He also refused to read the passages from the Mueller report that were in front of him on a committee screen and at one point snapped back at Democratic Rep. Sheila Jackson Lee of Texas, calling her line of questioning a “rant.”
He testified that he never thought the president asked him to do anything illegal, saying he disagreed with the premise of Democratic Rep. Steve Cohen’s line of questioning asserting it was strange the president would sit down one-on-one and ask Lewandowski to do something illegal.
“I disagree with the premise of your question,” he said. “I don’t think the president asked me to do anything illegal.”
“You got cold feet and you chickened out. The president’s trust was misplaced,” Cohen said about not following through on Trump wanting Lewandowski to deliver a message to Sessions to limit the scope of the Mueller investigation.
Lewandowski, who served as Trump’s first campaign manager until he was fired in June 2016, has remained close to Trump and others in the West Wing, serving as an outside adviser to Trump since his election but never served in Trump’s administration.

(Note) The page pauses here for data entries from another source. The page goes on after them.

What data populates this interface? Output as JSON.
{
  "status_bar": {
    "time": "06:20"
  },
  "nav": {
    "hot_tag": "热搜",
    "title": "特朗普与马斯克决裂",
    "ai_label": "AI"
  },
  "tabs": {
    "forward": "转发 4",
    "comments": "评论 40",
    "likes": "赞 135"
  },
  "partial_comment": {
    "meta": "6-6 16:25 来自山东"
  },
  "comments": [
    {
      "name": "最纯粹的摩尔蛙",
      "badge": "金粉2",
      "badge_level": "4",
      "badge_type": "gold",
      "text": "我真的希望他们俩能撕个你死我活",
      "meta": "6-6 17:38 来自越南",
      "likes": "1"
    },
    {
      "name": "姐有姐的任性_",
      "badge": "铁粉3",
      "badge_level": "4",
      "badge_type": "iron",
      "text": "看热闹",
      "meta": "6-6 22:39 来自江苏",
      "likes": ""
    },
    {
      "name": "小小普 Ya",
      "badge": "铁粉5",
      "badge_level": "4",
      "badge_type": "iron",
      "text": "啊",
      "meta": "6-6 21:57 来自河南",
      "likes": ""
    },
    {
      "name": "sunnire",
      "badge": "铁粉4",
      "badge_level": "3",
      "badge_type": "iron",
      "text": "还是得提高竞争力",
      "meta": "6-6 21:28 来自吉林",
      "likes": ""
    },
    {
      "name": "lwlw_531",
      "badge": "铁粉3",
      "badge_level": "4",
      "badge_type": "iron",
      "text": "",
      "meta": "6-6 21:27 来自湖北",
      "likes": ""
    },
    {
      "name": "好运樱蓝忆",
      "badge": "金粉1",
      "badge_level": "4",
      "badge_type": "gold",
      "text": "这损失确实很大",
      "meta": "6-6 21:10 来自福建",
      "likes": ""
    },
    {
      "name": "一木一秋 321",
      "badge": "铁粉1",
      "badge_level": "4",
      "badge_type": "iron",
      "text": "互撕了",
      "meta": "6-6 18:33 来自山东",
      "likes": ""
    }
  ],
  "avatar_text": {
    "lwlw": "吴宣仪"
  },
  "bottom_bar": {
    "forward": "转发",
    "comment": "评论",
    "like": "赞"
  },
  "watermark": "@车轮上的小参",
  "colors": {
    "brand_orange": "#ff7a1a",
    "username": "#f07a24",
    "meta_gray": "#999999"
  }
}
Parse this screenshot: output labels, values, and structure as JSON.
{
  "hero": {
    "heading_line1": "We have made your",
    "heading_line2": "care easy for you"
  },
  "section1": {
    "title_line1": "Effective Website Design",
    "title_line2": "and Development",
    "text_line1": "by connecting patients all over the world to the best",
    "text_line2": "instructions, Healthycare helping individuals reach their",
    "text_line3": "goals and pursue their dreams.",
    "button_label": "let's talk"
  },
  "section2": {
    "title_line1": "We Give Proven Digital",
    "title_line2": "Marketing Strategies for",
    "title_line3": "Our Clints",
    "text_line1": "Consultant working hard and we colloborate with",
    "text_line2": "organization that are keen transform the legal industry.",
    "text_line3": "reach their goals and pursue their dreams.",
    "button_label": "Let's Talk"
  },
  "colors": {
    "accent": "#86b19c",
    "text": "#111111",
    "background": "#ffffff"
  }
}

President Donald Trump walks to address the media before boarding Marine One for a trip to New Mexico, on the South Lawn of the White House in Washington, Sept.ember 16, 2019.
The White House had said Lewandowski could testify only about his time working for Trump on the campaign.
(MORE: White House counsel cooperated with Mueller’s probe, met with special counsel’s team several times: Sources)
“… Mr. Lewandowski’s conversations with the President and with senior advisers to the President are protected from disclosure by long-settled principles protecting Executive Branch confidentiality interests and, as a result, the White House has directed Mr. Lewandowski not to provide information about such communications beyond the information provided in the portions of the [Mueller] Report that have already been disclosed to the Committee.”
Just as Lewandowski testified before Congress, amid reports he might run for U.S. Senate in his home state of New Hampshire, a new PAC supporting him was registered with the Federal Election Commission. The committee, named Stand with Corey, is not an official campaign committee but is instead an outside political action committee.
Lewandowski himself does not appear to have filed his candidacy with the FEC yet.
The new pro-Lewandowski PAC listed Republican operative Cabell Hobbs as its treasurer, who is also treasures the John Bolton PAC and the John Bolton Super PAC.